Getting through junior high is never easy. It’s even worse when you don’t really understand what’s going on around you.

When I moved back to Israel, at 13-years-old, I constantly wished for a 10-Step Guide to becoming an Israeli teenager. Preferably accompanied by a YouTube video demonstrating the fine art of drinking chocolate milk from a bag or a detailed explanation of when to use Israeli slang words.

Seven years later, I’ve realized there is no universal guide. Israel is a dynamic country, and becoming part of it is a personal journey.

Many times, you won’t even realize you’ve become Israeli. Yet, suddenly, you’ll understand all the cultural references in an episode of the political satire show, Eretz Nehederet, or you’ll recognize the names of obscure moshavim and nature walks. And once you’ve become Israeli, there’s no going back.

Thinking back, I’ve compiled a list of the 10 Steps that have brought me to the point where I can’t spend a month abroad without missing the homeland. Without further ado, my 10-Step Guide to becoming an Israeli teenager:

Step 1. Befriend Israelis. This is really The Golden Rule, but somehow, it’s never stressed enough. You can’t become Israeli from reading a textbook (believe me, I’ve tried). You’ll need the tutor. It’s difficult to figure out who to befriend in a new culture, so try and meet everyone.

Step 2. Learn to laugh at yourself. Over the course of your integration, you’re bound to do (and say) some embarrassing things. Just allow yourself to revel in the awkwardness. In a few years, they’ll become wildly hysterical stories for your Israeli friends to reminisce about at parties.

Step 3. Delve into Israeli culture. Because, at some point, you will have to resign yourself to being part of a conversation on Bar Refaeli vs Esti Ginzburg or whether or not you love Mizrachi music. And no, the Israeli songs you sang at your Jewish Day School (like Jerusalem of Gold) are not what Israeli teens listen to today.

Step 4. Youth groups are cool here, try one out. For those of us who come from countries where voluntarily joining structured groups is inherently “un-cool,” this might come as a shock. Students here do join youth groups, complete with authority figures and values, and, in many cases, even become counselors. It’s a great way to meet new people and become part of Israel.

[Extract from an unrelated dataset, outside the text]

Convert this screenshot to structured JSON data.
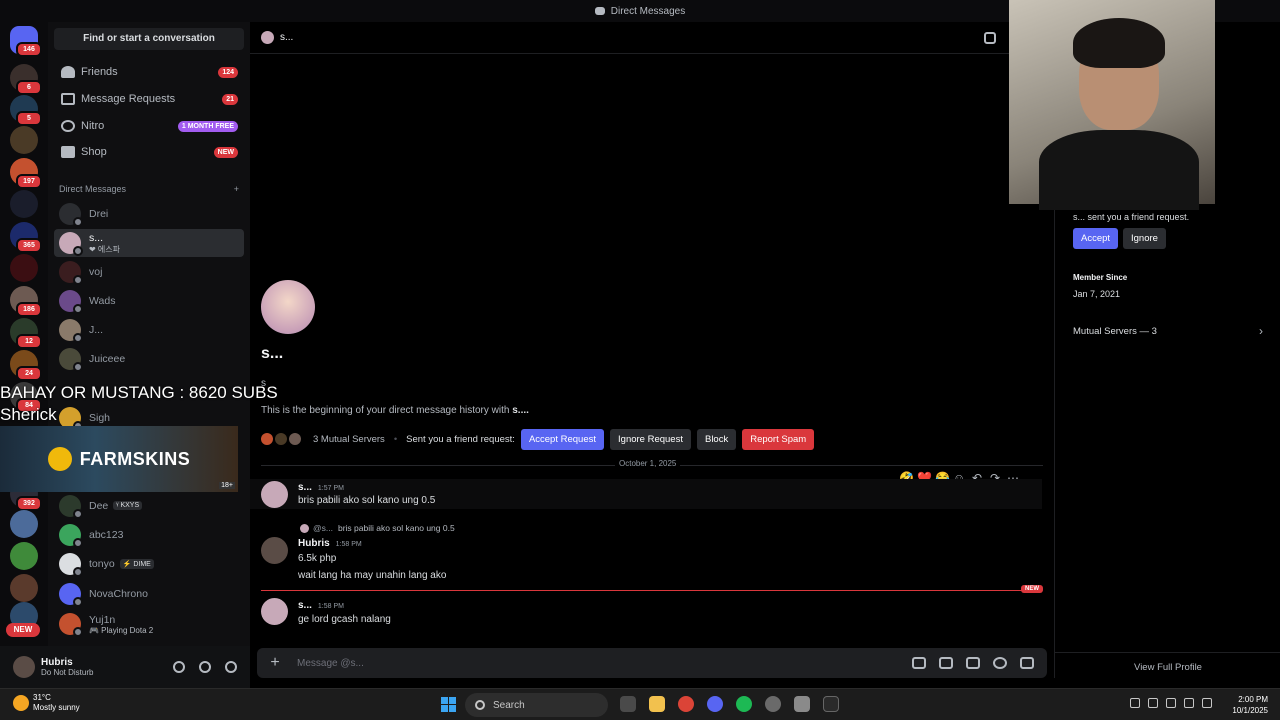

Step 5. Speak fearlessly. At the beginning, it’ll seem like a distant dream, but the day will come when you can manage an entire conversation without making a fool of yourself. And that day will arrive quicker if you have some help. Speak Hebrew as though you’ve been speaking it your whole life, and learn from your mistakes.

Step 6. Try Israeli food. And I don’t just mean basic shwarma or falafel. Go the full distance with sabich sandwiches, zatar, and labane. I’m ashamed to admit that I didn’t try shakshuka until five years after I immigrated, and I’m convinced it was an impediment to my integration. Don’t forget that food can also be the basis for divisive, important national dilemmas — such as, which part of the krembo should you eat first?

Step 7. Don’t make comparisons. You’re in a new country, and a new culture. Everything is different — the way people speak and act, the music, the food, the entertainment and the school system, to name a few. There’s no better or worse, so be open and receptive to your new surroundings.

Step 8. Travel around Israel. There are activities and places in Israel — like having a barbeque at the beach, swimming in the Kinneret, or visiting the Ramon Crater — that have become part of the psyche. And remember, you’re a local now — go ahead and complain loudly about all the tourists.

Step 9. Don’t forget where you came from. It’s easy to get caught up in the dream of becoming Israeli, but your past is part of you. Sometimes, we forget that it’s the mix of cultures that makes Israeli culture so interesting, and we can add to the pot. Take the best from both worlds.

Step 10. Have a lot of fun. Israel is the playground of the young, so don’t miss another moment of your Israeli childhood.

If you’ve made it past Step 10, you can be congratulated on becoming an Israeli teenager. Which means that by now, you’ve realized how inherently, completely un-Israeli it is to have followed a 10-Step Guide.

Mazal Tov!